JBsZ06
11-27-2004, 10:33 AM
Always an interesting alternative...

Do the V8 Jaguars have any problem passing emission testing in states like California or NJ?

Just curious..

Cottontop
11-27-2004, 05:15 PM
All,

There is a web site for V8 modified Jags of all types.

The URL is https://www.jag-lovers.org/lumps/

Lots of pictures and LOTS of conversion information.

Tim - www.ntahc.org/modifiedhealeys (https://www.ntahc.org/modifiedhealeys)

John S Farrington
12-02-2004, 11:27 AM
The comments above totally agree with my conclusions. The 6 cylinder Jag engines are adequately powerful and have great longevity built in (bulletproof past 200k miles). The V12 is a tour de force for engineering but demands high maintenance due to complexity and cramped space around the "large" engine compartment. Most of the problems of Jaguars are electrical in nature and most are due to improper or slipshod maintenance this side of the Atlantic. V8 conversions like Johns in Dallas are expensive and very dependent on the quality of the installation which varies widely. The average overhaul for a well used 6 cylinder Jag is about $4000. Compare this to a V8 conversion cost for a used V8 and there is no clear winner on the cost balance. If the V8 has to be overhauled it is the more expensive alternative. A Jaguar with the original power plant will always be easier to sell or trade. Most conversions go begging when on the selling block. Stay with the Jaguar power, enjoy and take good care of it!! Find a decent service outlet if you need it.

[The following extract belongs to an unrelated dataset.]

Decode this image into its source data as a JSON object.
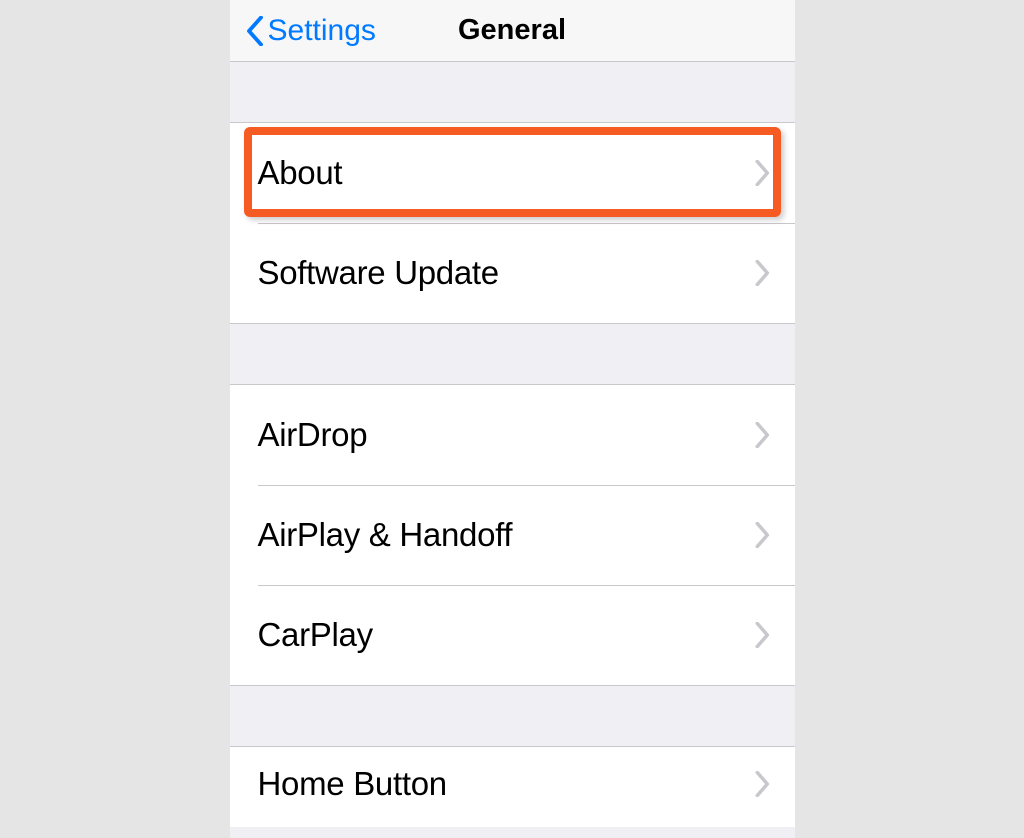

John S Farrington
12-02-2004, 09:15 PM
You have received very good advice for the most part on V8 conversion of Jag sedans. I will offer what I think is a summary flavored with my personal opinion. The six cylinder Jag engines are robust with adequate power. Their reliability has been tainted by poor maintenance on this side of the Atlantic. The six cylinder XK or XJ40 engine are high quality powerful units with great longevity provided that they are maintained properly. Most problems with XJ Jaguar models are electrical, not mechanical. The electrical problems usually are derived from improper and even ignorant maintenance and repairs. XK units may be overhauled for about $4000. XJ40 units are somewhat more expensive due to the more complex valve arrangement. I submit that a conversion costs a lot more, particularly if the V8 is to be reconditioned before it is installed. Both reconditioned units will have great longevity but the original Jaguar engine will have much greater resale value. I have seen V8 conversions go begging for another owner when placed on sale. A quick look at resale ads in most sources of Jaguar used cars will confirm this. My advice is to stay with the Jaguar 6 unless you cannot find or live with available sources of electrical/mechanical maintenance.
On anather note, the 12 cylinder Jags are magnificant, smooth and powerful units that are engineering tour de force. The cost of overhaul or head work among other factors make V8 replacement practical. Since the market for used V12s is not very good due to relativily high availability, complexity and engine inaccessibility that produce high maintenance costs. The situation is quite different. I still prefer and recommend staying with the Jaguar engine if you can bear the tariff. I would also recommend getting a Corvette if you want a Chevy V8. I hope that this discussion thouroughly confuses the Johns V8 conversion issue. Pureism and authenticity aside, long live the 4.2 liter XK engine!!

spit_head
12-02-2004, 11:19 PM
Why build up a stock 280 + Hp Jag. and want to compare it to a 180 to 210 Hp american anchor??? /ubbthreads/images/graemlins/hammer.gif

J. Christian
12-03-2004, 06:43 PM
I had been considering a transplant for my 1979 XJ6 (actually, that was the reason I bought it in the first place), but on further reflection, have decided to keep the Jag powerplant for exactly the reasons pointed out above. If it were a 12 cylinder in need of an overhaul, I might reconsider, but I have over 100,000 miles on mine, and after a tune up, it is plenty strong. The only change that I might make is to switch from the troublesome EFI to carbs.
I would also like to point out that this thread has been active for almost three years!! There are obviously people that feel quite strongly about both sides!